An exact copy of the entries below is required, with all pictures removed.

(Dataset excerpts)
===============

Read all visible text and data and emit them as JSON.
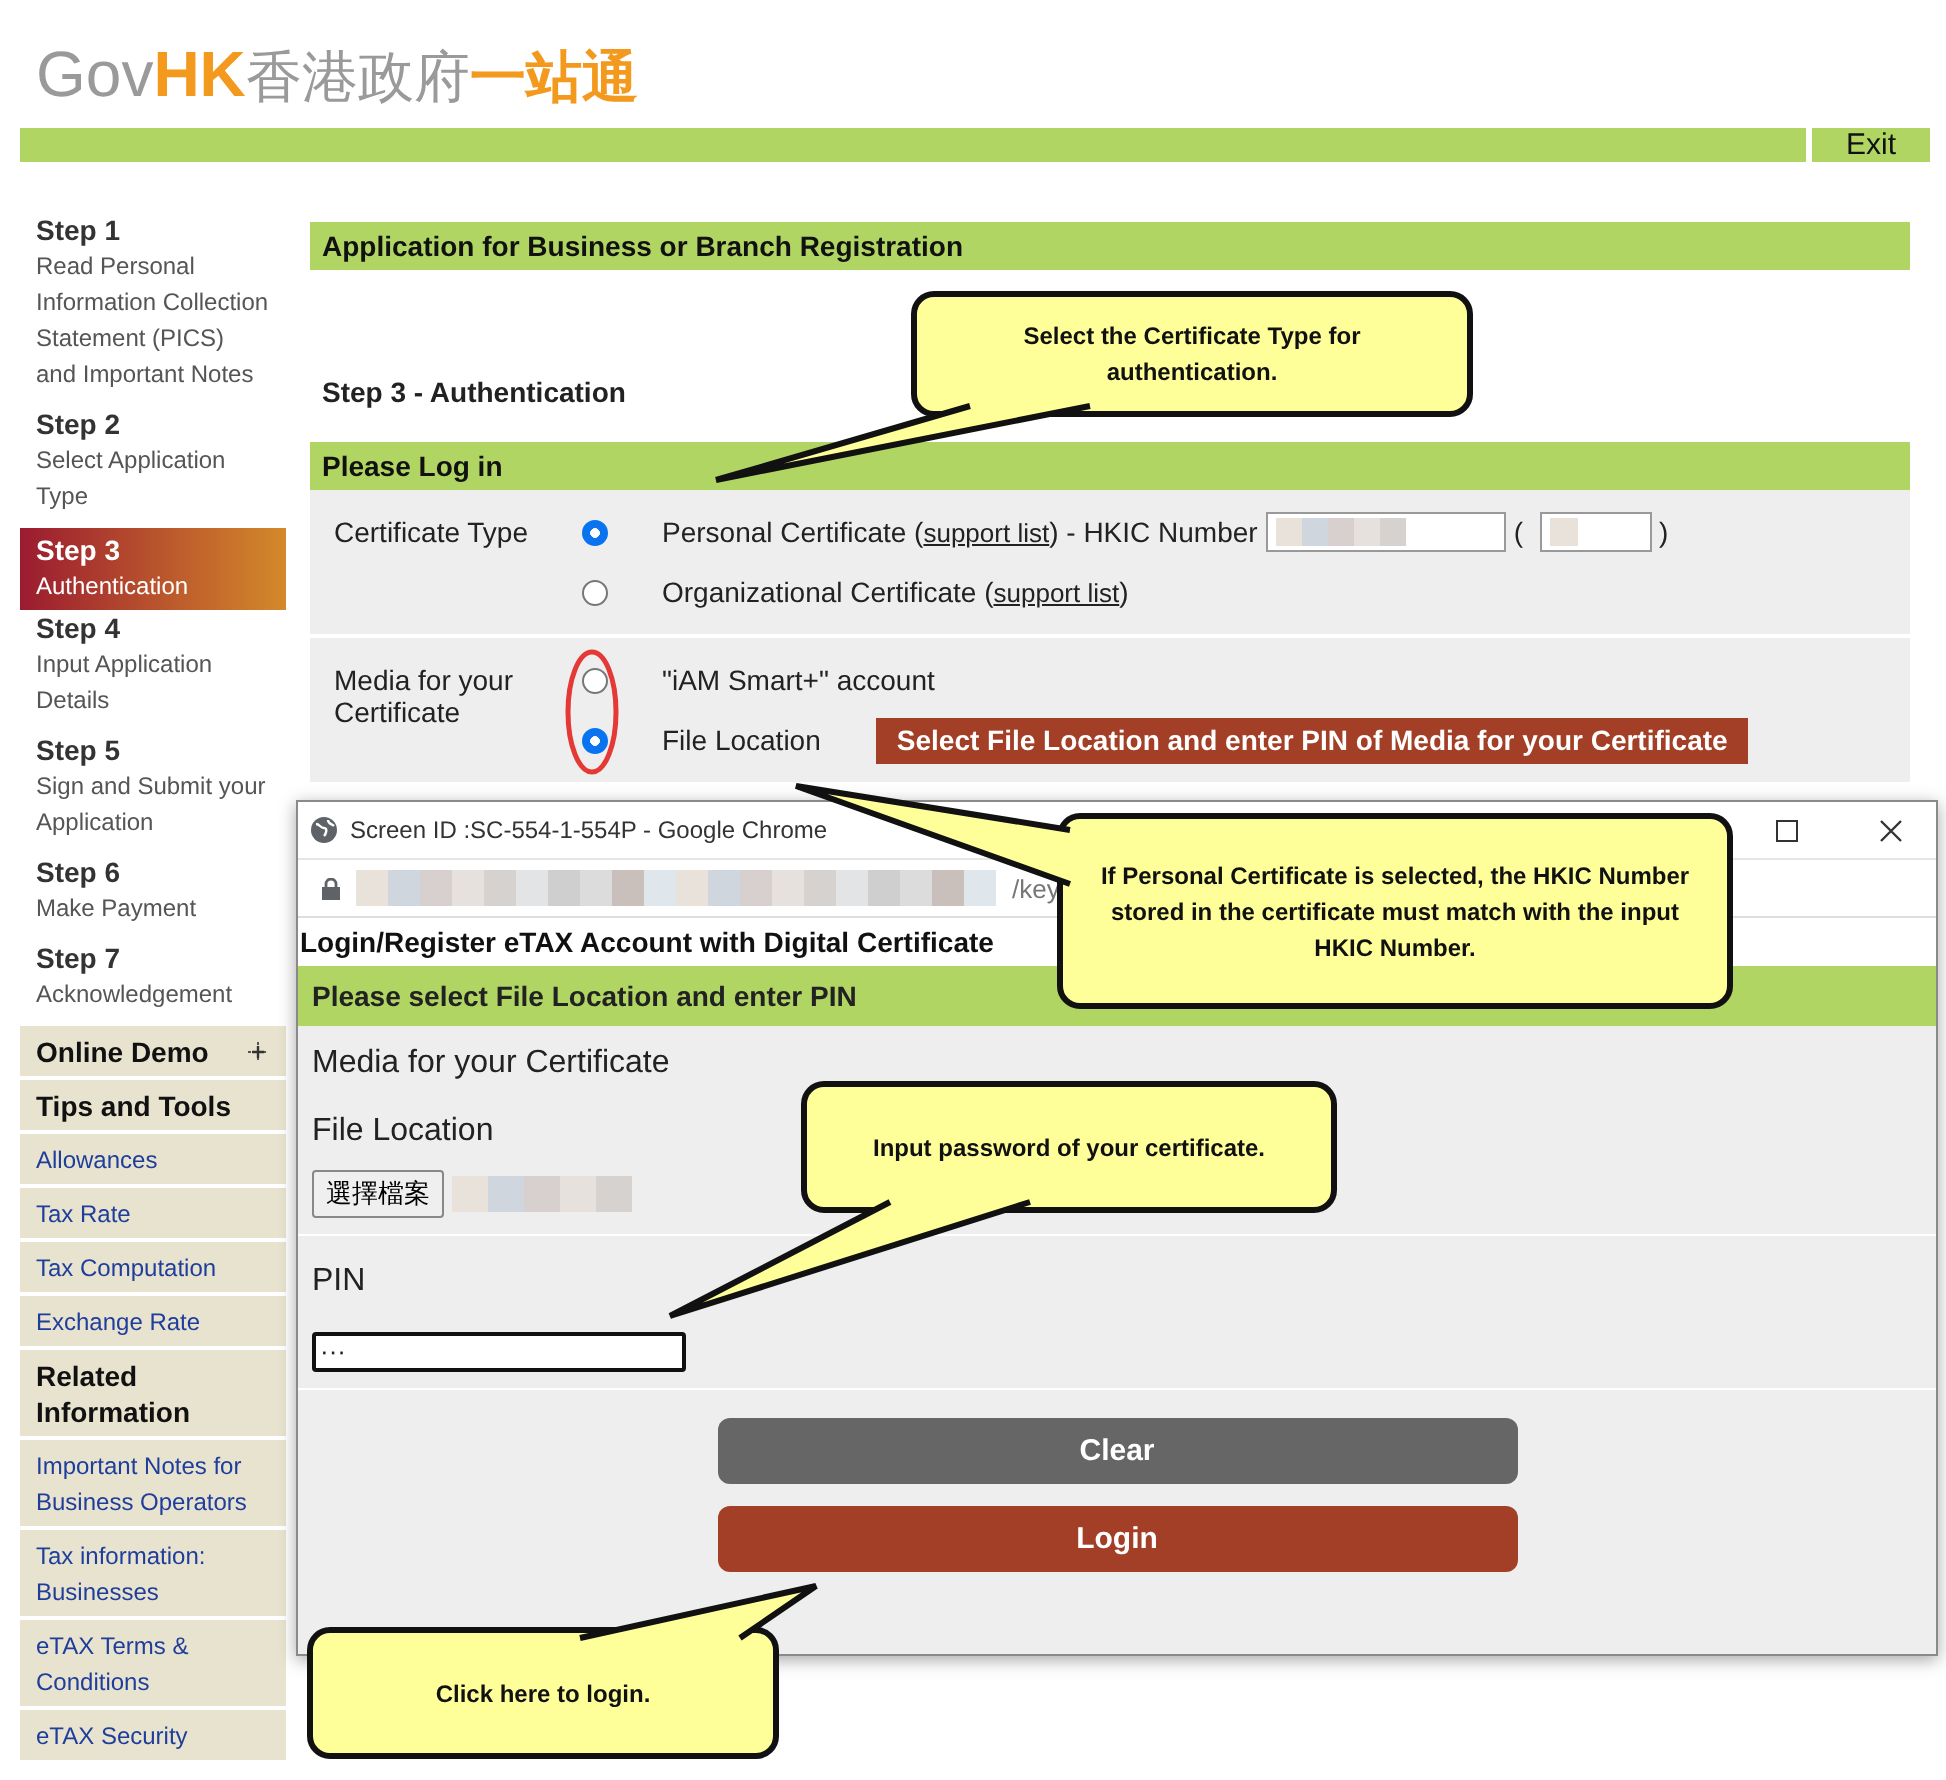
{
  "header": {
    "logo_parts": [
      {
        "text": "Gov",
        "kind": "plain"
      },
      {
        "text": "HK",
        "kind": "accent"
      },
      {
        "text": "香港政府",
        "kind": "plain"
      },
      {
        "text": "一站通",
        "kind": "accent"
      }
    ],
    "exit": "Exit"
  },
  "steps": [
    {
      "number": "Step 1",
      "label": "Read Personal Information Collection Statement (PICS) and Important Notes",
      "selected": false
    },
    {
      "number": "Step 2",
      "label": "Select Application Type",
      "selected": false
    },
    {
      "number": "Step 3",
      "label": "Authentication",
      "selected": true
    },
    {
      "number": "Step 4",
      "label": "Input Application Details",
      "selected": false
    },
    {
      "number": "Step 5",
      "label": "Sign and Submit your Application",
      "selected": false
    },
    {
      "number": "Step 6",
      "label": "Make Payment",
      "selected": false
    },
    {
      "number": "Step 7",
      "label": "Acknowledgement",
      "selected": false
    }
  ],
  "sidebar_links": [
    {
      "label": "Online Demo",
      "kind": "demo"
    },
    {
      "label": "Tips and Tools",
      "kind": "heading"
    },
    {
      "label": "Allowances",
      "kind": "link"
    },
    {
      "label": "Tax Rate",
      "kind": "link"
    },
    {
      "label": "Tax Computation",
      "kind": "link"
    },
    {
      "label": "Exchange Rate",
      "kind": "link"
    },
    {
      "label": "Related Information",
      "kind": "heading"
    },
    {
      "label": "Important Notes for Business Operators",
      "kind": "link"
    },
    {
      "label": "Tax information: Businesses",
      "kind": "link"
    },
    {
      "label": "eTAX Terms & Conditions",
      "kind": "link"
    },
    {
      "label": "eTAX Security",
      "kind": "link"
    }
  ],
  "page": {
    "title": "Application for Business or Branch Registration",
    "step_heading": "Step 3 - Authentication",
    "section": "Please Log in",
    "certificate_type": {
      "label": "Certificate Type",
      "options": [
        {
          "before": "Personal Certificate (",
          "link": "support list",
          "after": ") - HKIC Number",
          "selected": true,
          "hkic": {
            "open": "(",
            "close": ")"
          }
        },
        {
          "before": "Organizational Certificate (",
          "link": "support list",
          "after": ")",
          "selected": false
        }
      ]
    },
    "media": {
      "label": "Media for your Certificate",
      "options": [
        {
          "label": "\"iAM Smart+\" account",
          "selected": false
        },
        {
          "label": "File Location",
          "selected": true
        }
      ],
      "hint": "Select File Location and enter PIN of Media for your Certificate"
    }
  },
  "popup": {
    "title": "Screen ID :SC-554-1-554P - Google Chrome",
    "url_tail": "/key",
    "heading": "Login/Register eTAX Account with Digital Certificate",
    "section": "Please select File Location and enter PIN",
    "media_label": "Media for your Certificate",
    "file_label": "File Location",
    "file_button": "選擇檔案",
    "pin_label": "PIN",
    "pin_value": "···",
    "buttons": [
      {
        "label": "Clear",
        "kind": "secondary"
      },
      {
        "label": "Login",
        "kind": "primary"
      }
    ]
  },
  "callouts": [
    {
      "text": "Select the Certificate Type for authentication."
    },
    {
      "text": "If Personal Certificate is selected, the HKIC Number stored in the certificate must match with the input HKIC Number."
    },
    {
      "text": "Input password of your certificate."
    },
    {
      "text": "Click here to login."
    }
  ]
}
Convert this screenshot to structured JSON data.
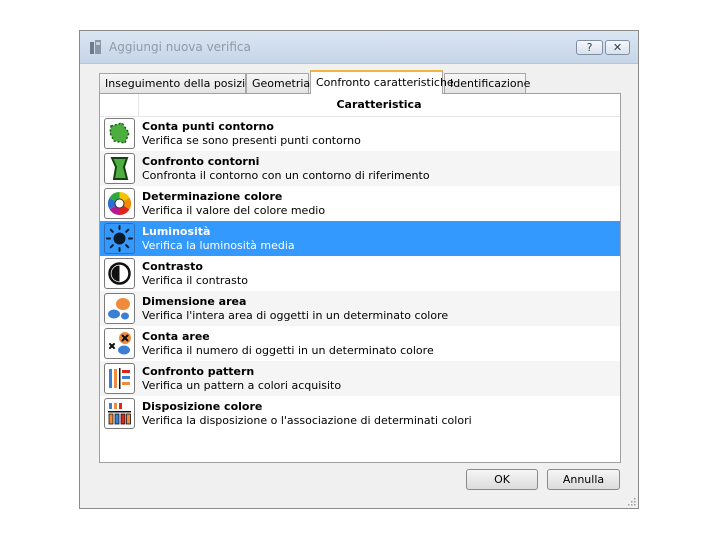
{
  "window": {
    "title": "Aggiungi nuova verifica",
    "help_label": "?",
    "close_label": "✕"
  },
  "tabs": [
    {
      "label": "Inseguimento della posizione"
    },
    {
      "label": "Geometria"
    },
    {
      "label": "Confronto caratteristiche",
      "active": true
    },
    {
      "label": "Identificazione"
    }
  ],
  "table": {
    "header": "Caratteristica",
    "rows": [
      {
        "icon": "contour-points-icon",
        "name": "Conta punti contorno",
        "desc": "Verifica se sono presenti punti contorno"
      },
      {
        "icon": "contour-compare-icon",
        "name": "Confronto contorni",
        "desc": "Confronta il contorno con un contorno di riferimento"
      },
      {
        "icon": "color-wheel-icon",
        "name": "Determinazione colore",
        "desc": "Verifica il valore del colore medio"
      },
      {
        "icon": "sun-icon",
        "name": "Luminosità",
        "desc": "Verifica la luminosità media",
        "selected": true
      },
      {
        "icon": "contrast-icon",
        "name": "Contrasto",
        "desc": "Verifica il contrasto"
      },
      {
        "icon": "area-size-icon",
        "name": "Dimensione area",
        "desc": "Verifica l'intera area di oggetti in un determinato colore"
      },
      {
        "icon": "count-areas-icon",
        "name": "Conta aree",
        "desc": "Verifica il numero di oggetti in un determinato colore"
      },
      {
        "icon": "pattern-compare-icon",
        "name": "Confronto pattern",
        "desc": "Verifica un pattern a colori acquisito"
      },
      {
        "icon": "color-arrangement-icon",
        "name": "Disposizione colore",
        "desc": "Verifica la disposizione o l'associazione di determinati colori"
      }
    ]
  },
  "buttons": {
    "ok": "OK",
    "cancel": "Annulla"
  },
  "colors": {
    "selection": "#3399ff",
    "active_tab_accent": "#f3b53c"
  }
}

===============

> [Answer for this exercise]
Read all visible text and data and emit them as JSON.
{
  "header": {
    "logo_parts": [
      {
        "text": "Gov",
        "kind": "plain"
      },
      {
        "text": "HK",
        "kind": "accent"
      },
      {
        "text": "香港政府",
        "kind": "plain"
      },
      {
        "text": "一站通",
        "kind": "accent"
      }
    ],
    "exit": "Exit"
  },
  "steps": [
    {
      "number": "Step 1",
      "label": "Read Personal Information Collection Statement (PICS) and Important Notes",
      "selected": false
    },
    {
      "number": "Step 2",
      "label": "Select Application Type",
      "selected": false
    },
    {
      "number": "Step 3",
      "label": "Authentication",
      "selected": true
    },
    {
      "number": "Step 4",
      "label": "Input Application Details",
      "selected": false
    },
    {
      "number": "Step 5",
      "label": "Sign and Submit your Application",
      "selected": false
    },
    {
      "number": "Step 6",
      "label": "Make Payment",
      "selected": false
    },
    {
      "number": "Step 7",
      "label": "Acknowledgement",
      "selected": false
    }
  ],
  "sidebar_links": [
    {
      "label": "Online Demo",
      "kind": "demo"
    },
    {
      "label": "Tips and Tools",
      "kind": "heading"
    },
    {
      "label": "Allowances",
      "kind": "link"
    },
    {
      "label": "Tax Rate",
      "kind": "link"
    },
    {
      "label": "Tax Computation",
      "kind": "link"
    },
    {
      "label": "Exchange Rate",
      "kind": "link"
    },
    {
      "label": "Related Information",
      "kind": "heading"
    },
    {
      "label": "Important Notes for Business Operators",
      "kind": "link"
    },
    {
      "label": "Tax information: Businesses",
      "kind": "link"
    },
    {
      "label": "eTAX Terms & Conditions",
      "kind": "link"
    },
    {
      "label": "eTAX Security",
      "kind": "link"
    }
  ],
  "page": {
    "title": "Application for Business or Branch Registration",
    "step_heading": "Step 3 - Authentication",
    "section": "Please Log in",
    "certificate_type": {
      "label": "Certificate Type",
      "options": [
        {
          "before": "Personal Certificate (",
          "link": "support list",
          "after": ") - HKIC Number",
          "selected": true,
          "hkic": {
            "open": "(",
            "close": ")"
          }
        },
        {
          "before": "Organizational Certificate (",
          "link": "support list",
          "after": ")",
          "selected": false
        }
      ]
    },
    "media": {
      "label": "Media for your Certificate",
      "options": [
        {
          "label": "\"iAM Smart+\" account",
          "selected": false
        },
        {
          "label": "File Location",
          "selected": true
        }
      ],
      "hint": "Select File Location and enter PIN of Media for your Certificate"
    }
  },
  "popup": {
    "title": "Screen ID :SC-554-1-554P - Google Chrome",
    "url_tail": "/key",
    "heading": "Login/Register eTAX Account with Digital Certificate",
    "section": "Please select File Location and enter PIN",
    "media_label": "Media for your Certificate",
    "file_label": "File Location",
    "file_button": "選擇檔案",
    "pin_label": "PIN",
    "pin_value": "···",
    "buttons": [
      {
        "label": "Clear",
        "kind": "secondary"
      },
      {
        "label": "Login",
        "kind": "primary"
      }
    ]
  },
  "callouts": [
    {
      "text": "Select the Certificate Type for authentication."
    },
    {
      "text": "If Personal Certificate is selected, the HKIC Number stored in the certificate must match with the input HKIC Number."
    },
    {
      "text": "Input password of your certificate."
    },
    {
      "text": "Click here to login."
    }
  ]
}
Convert this screenshot to structured JSON data.
{
  "window": {
    "title": "Aggiungi nuova verifica",
    "help_label": "?",
    "close_label": "✕"
  },
  "tabs": [
    {
      "label": "Inseguimento della posizione"
    },
    {
      "label": "Geometria"
    },
    {
      "label": "Confronto caratteristiche",
      "active": true
    },
    {
      "label": "Identificazione"
    }
  ],
  "table": {
    "header": "Caratteristica",
    "rows": [
      {
        "icon": "contour-points-icon",
        "name": "Conta punti contorno",
        "desc": "Verifica se sono presenti punti contorno"
      },
      {
        "icon": "contour-compare-icon",
        "name": "Confronto contorni",
        "desc": "Confronta il contorno con un contorno di riferimento"
      },
      {
        "icon": "color-wheel-icon",
        "name": "Determinazione colore",
        "desc": "Verifica il valore del colore medio"
      },
      {
        "icon": "sun-icon",
        "name": "Luminosità",
        "desc": "Verifica la luminosità media",
        "selected": true
      },
      {
        "icon": "contrast-icon",
        "name": "Contrasto",
        "desc": "Verifica il contrasto"
      },
      {
        "icon": "area-size-icon",
        "name": "Dimensione area",
        "desc": "Verifica l'intera area di oggetti in un determinato colore"
      },
      {
        "icon": "count-areas-icon",
        "name": "Conta aree",
        "desc": "Verifica il numero di oggetti in un determinato colore"
      },
      {
        "icon": "pattern-compare-icon",
        "name": "Confronto pattern",
        "desc": "Verifica un pattern a colori acquisito"
      },
      {
        "icon": "color-arrangement-icon",
        "name": "Disposizione colore",
        "desc": "Verifica la disposizione o l'associazione di determinati colori"
      }
    ]
  },
  "buttons": {
    "ok": "OK",
    "cancel": "Annulla"
  },
  "colors": {
    "selection": "#3399ff",
    "active_tab_accent": "#f3b53c"
  }
}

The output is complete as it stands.